SUPPLIED RECORDS:
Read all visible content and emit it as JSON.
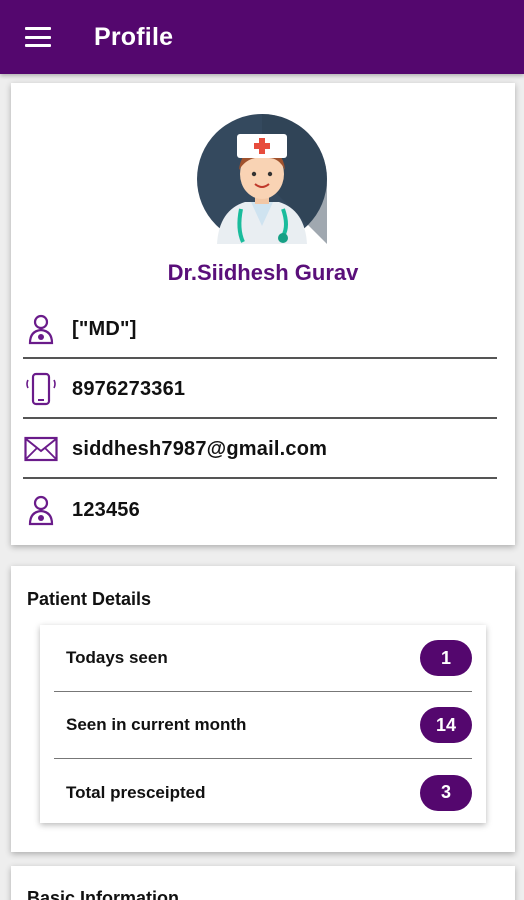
{
  "appbar": {
    "title": "Profile",
    "menu_icon": "hamburger-menu-icon",
    "color": "#54076e"
  },
  "profile": {
    "avatar_icon": "doctor-avatar-icon",
    "name": "Dr.Siidhesh Gurav",
    "rows": [
      {
        "icon": "doctor-icon",
        "value": "[\"MD\"]"
      },
      {
        "icon": "phone-icon",
        "value": "8976273361"
      },
      {
        "icon": "mail-icon",
        "value": "siddhesh7987@gmail.com"
      },
      {
        "icon": "doctor-icon",
        "value": "123456"
      }
    ]
  },
  "patient_details": {
    "title": "Patient Details",
    "stats": [
      {
        "label": "Todays seen",
        "value": "1"
      },
      {
        "label": "Seen in current month",
        "value": "14"
      },
      {
        "label": "Total presceipted",
        "value": "3"
      }
    ]
  },
  "basic_information": {
    "title": "Basic Information"
  }
}
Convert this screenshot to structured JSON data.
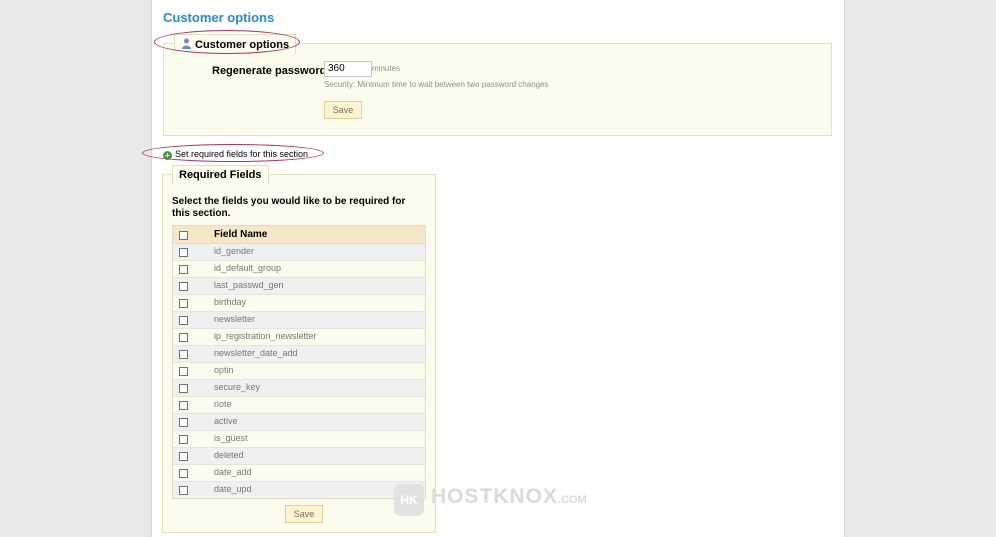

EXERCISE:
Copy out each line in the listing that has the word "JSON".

ANSWER SPACE:
Read all visible content and emit it as JSON.
Convert this screenshot to structured JSON data.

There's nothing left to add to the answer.